### HOW TO COMPLETE THIS TASK
You are to retype all of the data exactly as it appears.

### RECORDS PROVIDED
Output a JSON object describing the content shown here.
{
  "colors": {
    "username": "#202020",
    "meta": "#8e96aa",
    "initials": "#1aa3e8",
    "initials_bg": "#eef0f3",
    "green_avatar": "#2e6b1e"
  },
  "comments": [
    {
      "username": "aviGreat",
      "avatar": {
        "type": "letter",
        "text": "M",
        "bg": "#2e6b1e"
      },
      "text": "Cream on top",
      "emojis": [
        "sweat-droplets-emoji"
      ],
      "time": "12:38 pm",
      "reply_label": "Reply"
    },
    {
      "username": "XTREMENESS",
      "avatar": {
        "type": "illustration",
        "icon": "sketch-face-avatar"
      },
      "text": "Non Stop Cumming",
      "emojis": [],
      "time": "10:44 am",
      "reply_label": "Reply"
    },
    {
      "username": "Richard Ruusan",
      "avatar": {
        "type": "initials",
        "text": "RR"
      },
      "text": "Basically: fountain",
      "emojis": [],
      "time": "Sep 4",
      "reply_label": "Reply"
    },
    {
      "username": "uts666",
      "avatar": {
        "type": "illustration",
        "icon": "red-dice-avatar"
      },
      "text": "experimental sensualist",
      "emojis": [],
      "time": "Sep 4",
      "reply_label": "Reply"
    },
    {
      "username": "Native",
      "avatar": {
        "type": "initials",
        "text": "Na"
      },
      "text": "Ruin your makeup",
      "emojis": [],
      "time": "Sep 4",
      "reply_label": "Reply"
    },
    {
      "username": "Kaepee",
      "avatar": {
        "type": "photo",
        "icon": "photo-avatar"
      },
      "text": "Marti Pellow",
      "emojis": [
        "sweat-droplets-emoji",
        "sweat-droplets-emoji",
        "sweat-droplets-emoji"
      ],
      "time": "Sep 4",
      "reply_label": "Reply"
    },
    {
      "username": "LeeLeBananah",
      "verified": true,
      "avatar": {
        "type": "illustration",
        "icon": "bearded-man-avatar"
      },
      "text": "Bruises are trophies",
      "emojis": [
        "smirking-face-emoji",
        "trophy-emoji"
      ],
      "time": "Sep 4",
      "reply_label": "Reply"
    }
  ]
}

### EXERCISE OUTPUT
Output a JSON object describing the content shown here.
{
  "colors": {
    "username": "#202020",
    "meta": "#8e96aa",
    "initials": "#1aa3e8",
    "initials_bg": "#eef0f3",
    "green_avatar": "#2e6b1e"
  },
  "comments": [
    {
      "username": "aviGreat",
      "avatar": {
        "type": "letter",
        "text": "M",
        "bg": "#2e6b1e"
      },
      "text": "Cream on top",
      "emojis": [
        "sweat-droplets-emoji"
      ],
      "time": "12:38 pm",
      "reply_label": "Reply"
    },
    {
      "username": "XTREMENESS",
      "avatar": {
        "type": "illustration",
        "icon": "sketch-face-avatar"
      },
      "text": "Non Stop Cumming",
      "emojis": [],
      "time": "10:44 am",
      "reply_label": "Reply"
    },
    {
      "username": "Richard Ruusan",
      "avatar": {
        "type": "initials",
        "text": "RR"
      },
      "text": "Basically: fountain",
      "emojis": [],
      "time": "Sep 4",
      "reply_label": "Reply"
    },
    {
      "username": "uts666",
      "avatar": {
        "type": "illustration",
        "icon": "red-dice-avatar"
      },
      "text": "experimental sensualist",
      "emojis": [],
      "time": "Sep 4",
      "reply_label": "Reply"
    },
    {
      "username": "Native",
      "avatar": {
        "type": "initials",
        "text": "Na"
      },
      "text": "Ruin your makeup",
      "emojis": [],
      "time": "Sep 4",
      "reply_label": "Reply"
    },
    {
      "username": "Kaepee",
      "avatar": {
        "type": "photo",
        "icon": "photo-avatar"
      },
      "text": "Marti Pellow",
      "emojis": [
        "sweat-droplets-emoji",
        "sweat-droplets-emoji",
        "sweat-droplets-emoji"
      ],
      "time": "Sep 4",
      "reply_label": "Reply"
    },
    {
      "username": "LeeLeBananah",
      "verified": true,
      "avatar": {
        "type": "illustration",
        "icon": "bearded-man-avatar"
      },
      "text": "Bruises are trophies",
      "emojis": [
        "smirking-face-emoji",
        "trophy-emoji"
      ],
      "time": "Sep 4",
      "reply_label": "Reply"
    }
  ]
}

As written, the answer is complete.